■ Task requirements: Please write every entry out again, exactly as it reads below.

■ Extracted data:
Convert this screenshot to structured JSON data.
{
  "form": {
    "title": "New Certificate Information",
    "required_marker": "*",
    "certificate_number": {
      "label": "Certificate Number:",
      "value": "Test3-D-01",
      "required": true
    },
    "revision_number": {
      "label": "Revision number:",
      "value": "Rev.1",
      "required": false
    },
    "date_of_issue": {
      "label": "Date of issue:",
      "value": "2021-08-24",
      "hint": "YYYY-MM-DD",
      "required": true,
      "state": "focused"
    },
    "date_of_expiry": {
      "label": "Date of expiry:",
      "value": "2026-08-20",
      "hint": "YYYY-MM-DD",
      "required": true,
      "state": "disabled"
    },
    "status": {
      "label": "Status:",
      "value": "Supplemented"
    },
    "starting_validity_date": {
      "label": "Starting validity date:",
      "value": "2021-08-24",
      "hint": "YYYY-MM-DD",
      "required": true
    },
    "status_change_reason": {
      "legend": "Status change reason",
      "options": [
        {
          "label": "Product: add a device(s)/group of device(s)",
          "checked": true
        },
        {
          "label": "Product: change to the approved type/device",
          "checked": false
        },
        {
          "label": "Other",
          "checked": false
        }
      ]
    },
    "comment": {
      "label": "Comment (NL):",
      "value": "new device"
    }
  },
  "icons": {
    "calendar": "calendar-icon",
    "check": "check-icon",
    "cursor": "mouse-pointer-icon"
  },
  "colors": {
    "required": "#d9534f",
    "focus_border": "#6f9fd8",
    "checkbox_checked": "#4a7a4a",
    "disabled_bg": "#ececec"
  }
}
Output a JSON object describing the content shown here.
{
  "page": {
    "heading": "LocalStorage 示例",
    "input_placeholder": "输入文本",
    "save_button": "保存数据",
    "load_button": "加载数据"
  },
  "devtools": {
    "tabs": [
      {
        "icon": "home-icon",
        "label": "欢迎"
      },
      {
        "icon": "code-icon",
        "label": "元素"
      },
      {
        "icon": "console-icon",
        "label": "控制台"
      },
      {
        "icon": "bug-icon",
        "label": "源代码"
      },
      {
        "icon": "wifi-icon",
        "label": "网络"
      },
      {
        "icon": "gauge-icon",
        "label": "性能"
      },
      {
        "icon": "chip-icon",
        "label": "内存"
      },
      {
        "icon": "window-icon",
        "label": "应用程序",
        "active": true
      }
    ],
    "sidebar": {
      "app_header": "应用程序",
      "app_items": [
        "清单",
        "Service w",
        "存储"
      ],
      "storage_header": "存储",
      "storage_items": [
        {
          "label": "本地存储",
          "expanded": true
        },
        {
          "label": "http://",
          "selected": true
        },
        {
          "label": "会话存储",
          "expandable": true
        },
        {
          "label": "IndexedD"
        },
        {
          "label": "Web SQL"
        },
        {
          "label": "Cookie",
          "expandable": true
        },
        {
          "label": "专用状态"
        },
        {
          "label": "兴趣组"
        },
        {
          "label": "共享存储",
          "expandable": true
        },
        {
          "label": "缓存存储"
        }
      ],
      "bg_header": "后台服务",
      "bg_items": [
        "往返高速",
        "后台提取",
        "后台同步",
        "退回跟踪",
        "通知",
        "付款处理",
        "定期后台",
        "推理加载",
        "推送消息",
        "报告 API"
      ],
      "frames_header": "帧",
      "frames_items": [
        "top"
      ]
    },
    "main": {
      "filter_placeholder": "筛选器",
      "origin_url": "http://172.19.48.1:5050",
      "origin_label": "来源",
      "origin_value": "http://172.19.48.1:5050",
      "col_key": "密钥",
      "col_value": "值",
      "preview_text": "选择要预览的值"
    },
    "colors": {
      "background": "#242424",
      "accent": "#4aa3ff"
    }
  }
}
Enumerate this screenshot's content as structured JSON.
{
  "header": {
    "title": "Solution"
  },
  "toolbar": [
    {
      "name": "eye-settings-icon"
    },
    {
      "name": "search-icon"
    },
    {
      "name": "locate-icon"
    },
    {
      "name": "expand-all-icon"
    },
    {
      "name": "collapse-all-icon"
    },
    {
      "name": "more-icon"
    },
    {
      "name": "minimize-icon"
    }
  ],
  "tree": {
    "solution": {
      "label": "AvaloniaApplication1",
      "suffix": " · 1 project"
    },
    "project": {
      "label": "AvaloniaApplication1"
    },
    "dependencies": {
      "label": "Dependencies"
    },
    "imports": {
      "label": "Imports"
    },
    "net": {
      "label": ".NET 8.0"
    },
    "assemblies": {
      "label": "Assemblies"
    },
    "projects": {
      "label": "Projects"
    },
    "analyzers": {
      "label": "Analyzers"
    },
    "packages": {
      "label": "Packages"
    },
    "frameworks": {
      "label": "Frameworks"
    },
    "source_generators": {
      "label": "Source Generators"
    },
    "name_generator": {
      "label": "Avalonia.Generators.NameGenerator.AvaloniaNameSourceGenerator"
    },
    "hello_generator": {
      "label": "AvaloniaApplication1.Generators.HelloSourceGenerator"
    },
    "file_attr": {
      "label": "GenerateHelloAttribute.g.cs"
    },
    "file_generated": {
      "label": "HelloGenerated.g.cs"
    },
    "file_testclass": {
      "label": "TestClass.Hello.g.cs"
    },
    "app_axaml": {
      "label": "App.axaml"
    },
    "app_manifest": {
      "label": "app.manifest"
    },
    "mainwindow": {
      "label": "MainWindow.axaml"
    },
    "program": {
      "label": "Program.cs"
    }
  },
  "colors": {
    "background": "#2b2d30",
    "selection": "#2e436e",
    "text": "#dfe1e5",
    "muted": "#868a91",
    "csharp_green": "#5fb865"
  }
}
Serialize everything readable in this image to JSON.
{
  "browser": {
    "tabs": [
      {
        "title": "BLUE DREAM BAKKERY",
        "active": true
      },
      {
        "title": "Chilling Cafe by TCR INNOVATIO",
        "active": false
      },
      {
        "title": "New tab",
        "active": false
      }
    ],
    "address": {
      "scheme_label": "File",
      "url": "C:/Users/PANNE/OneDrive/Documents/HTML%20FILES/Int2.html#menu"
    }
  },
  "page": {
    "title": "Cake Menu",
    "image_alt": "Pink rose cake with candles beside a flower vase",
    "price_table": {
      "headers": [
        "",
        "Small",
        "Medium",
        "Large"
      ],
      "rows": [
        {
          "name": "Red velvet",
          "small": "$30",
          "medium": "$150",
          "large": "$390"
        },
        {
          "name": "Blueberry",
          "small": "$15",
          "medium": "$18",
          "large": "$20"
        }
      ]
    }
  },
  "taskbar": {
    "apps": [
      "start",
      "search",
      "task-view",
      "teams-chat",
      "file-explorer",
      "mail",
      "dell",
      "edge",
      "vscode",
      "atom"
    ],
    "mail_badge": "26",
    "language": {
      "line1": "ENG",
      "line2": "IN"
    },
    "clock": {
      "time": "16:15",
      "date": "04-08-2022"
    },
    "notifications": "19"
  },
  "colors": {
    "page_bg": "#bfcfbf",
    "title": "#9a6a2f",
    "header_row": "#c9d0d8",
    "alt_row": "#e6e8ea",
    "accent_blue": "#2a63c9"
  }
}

■ Solution:
Convert this screenshot to structured JSON data.
{
  "form": {
    "title": "New Certificate Information",
    "required_marker": "*",
    "certificate_number": {
      "label": "Certificate Number:",
      "value": "Test3-D-01",
      "required": true
    },
    "revision_number": {
      "label": "Revision number:",
      "value": "Rev.1",
      "required": false
    },
    "date_of_issue": {
      "label": "Date of issue:",
      "value": "2021-08-24",
      "hint": "YYYY-MM-DD",
      "required": true,
      "state": "focused"
    },
    "date_of_expiry": {
      "label": "Date of expiry:",
      "value": "2026-08-20",
      "hint": "YYYY-MM-DD",
      "required": true,
      "state": "disabled"
    },
    "status": {
      "label": "Status:",
      "value": "Supplemented"
    },
    "starting_validity_date": {
      "label": "Starting validity date:",
      "value": "2021-08-24",
      "hint": "YYYY-MM-DD",
      "required": true
    },
    "status_change_reason": {
      "legend": "Status change reason",
      "options": [
        {
          "label": "Product: add a device(s)/group of device(s)",
          "checked": true
        },
        {
          "label": "Product: change to the approved type/device",
          "checked": false
        },
        {
          "label": "Other",
          "checked": false
        }
      ]
    },
    "comment": {
      "label": "Comment (NL):",
      "value": "new device"
    }
  },
  "icons": {
    "calendar": "calendar-icon",
    "check": "check-icon",
    "cursor": "mouse-pointer-icon"
  },
  "colors": {
    "required": "#d9534f",
    "focus_border": "#6f9fd8",
    "checkbox_checked": "#4a7a4a",
    "disabled_bg": "#ececec"
  }
}
Output a JSON object describing the content shown here.
{
  "page": {
    "heading": "LocalStorage 示例",
    "input_placeholder": "输入文本",
    "save_button": "保存数据",
    "load_button": "加载数据"
  },
  "devtools": {
    "tabs": [
      {
        "icon": "home-icon",
        "label": "欢迎"
      },
      {
        "icon": "code-icon",
        "label": "元素"
      },
      {
        "icon": "console-icon",
        "label": "控制台"
      },
      {
        "icon": "bug-icon",
        "label": "源代码"
      },
      {
        "icon": "wifi-icon",
        "label": "网络"
      },
      {
        "icon": "gauge-icon",
        "label": "性能"
      },
      {
        "icon": "chip-icon",
        "label": "内存"
      },
      {
        "icon": "window-icon",
        "label": "应用程序",
        "active": true
      }
    ],
    "sidebar": {
      "app_header": "应用程序",
      "app_items": [
        "清单",
        "Service w",
        "存储"
      ],
      "storage_header": "存储",
      "storage_items": [
        {
          "label": "本地存储",
          "expanded": true
        },
        {
          "label": "http://",
          "selected": true
        },
        {
          "label": "会话存储",
          "expandable": true
        },
        {
          "label": "IndexedD"
        },
        {
          "label": "Web SQL"
        },
        {
          "label": "Cookie",
          "expandable": true
        },
        {
          "label": "专用状态"
        },
        {
          "label": "兴趣组"
        },
        {
          "label": "共享存储",
          "expandable": true
        },
        {
          "label": "缓存存储"
        }
      ],
      "bg_header": "后台服务",
      "bg_items": [
        "往返高速",
        "后台提取",
        "后台同步",
        "退回跟踪",
        "通知",
        "付款处理",
        "定期后台",
        "推理加载",
        "推送消息",
        "报告 API"
      ],
      "frames_header": "帧",
      "frames_items": [
        "top"
      ]
    },
    "main": {
      "filter_placeholder": "筛选器",
      "origin_url": "http://172.19.48.1:5050",
      "origin_label": "来源",
      "origin_value": "http://172.19.48.1:5050",
      "col_key": "密钥",
      "col_value": "值",
      "preview_text": "选择要预览的值"
    },
    "colors": {
      "background": "#242424",
      "accent": "#4aa3ff"
    }
  }
}
Enumerate this screenshot's content as structured JSON.
{
  "header": {
    "title": "Solution"
  },
  "toolbar": [
    {
      "name": "eye-settings-icon"
    },
    {
      "name": "search-icon"
    },
    {
      "name": "locate-icon"
    },
    {
      "name": "expand-all-icon"
    },
    {
      "name": "collapse-all-icon"
    },
    {
      "name": "more-icon"
    },
    {
      "name": "minimize-icon"
    }
  ],
  "tree": {
    "solution": {
      "label": "AvaloniaApplication1",
      "suffix": " · 1 project"
    },
    "project": {
      "label": "AvaloniaApplication1"
    },
    "dependencies": {
      "label": "Dependencies"
    },
    "imports": {
      "label": "Imports"
    },
    "net": {
      "label": ".NET 8.0"
    },
    "assemblies": {
      "label": "Assemblies"
    },
    "projects": {
      "label": "Projects"
    },
    "analyzers": {
      "label": "Analyzers"
    },
    "packages": {
      "label": "Packages"
    },
    "frameworks": {
      "label": "Frameworks"
    },
    "source_generators": {
      "label": "Source Generators"
    },
    "name_generator": {
      "label": "Avalonia.Generators.NameGenerator.AvaloniaNameSourceGenerator"
    },
    "hello_generator": {
      "label": "AvaloniaApplication1.Generators.HelloSourceGenerator"
    },
    "file_attr": {
      "label": "GenerateHelloAttribute.g.cs"
    },
    "file_generated": {
      "label": "HelloGenerated.g.cs"
    },
    "file_testclass": {
      "label": "TestClass.Hello.g.cs"
    },
    "app_axaml": {
      "label": "App.axaml"
    },
    "app_manifest": {
      "label": "app.manifest"
    },
    "mainwindow": {
      "label": "MainWindow.axaml"
    },
    "program": {
      "label": "Program.cs"
    }
  },
  "colors": {
    "background": "#2b2d30",
    "selection": "#2e436e",
    "text": "#dfe1e5",
    "muted": "#868a91",
    "csharp_green": "#5fb865"
  }
}
Serialize everything readable in this image to JSON.
{
  "browser": {
    "tabs": [
      {
        "title": "BLUE DREAM BAKKERY",
        "active": true
      },
      {
        "title": "Chilling Cafe by TCR INNOVATIO",
        "active": false
      },
      {
        "title": "New tab",
        "active": false
      }
    ],
    "address": {
      "scheme_label": "File",
      "url": "C:/Users/PANNE/OneDrive/Documents/HTML%20FILES/Int2.html#menu"
    }
  },
  "page": {
    "title": "Cake Menu",
    "image_alt": "Pink rose cake with candles beside a flower vase",
    "price_table": {
      "headers": [
        "",
        "Small",
        "Medium",
        "Large"
      ],
      "rows": [
        {
          "name": "Red velvet",
          "small": "$30",
          "medium": "$150",
          "large": "$390"
        },
        {
          "name": "Blueberry",
          "small": "$15",
          "medium": "$18",
          "large": "$20"
        }
      ]
    }
  },
  "taskbar": {
    "apps": [
      "start",
      "search",
      "task-view",
      "teams-chat",
      "file-explorer",
      "mail",
      "dell",
      "edge",
      "vscode",
      "atom"
    ],
    "mail_badge": "26",
    "language": {
      "line1": "ENG",
      "line2": "IN"
    },
    "clock": {
      "time": "16:15",
      "date": "04-08-2022"
    },
    "notifications": "19"
  },
  "colors": {
    "page_bg": "#bfcfbf",
    "title": "#9a6a2f",
    "header_row": "#c9d0d8",
    "alt_row": "#e6e8ea",
    "accent_blue": "#2a63c9"
  }
}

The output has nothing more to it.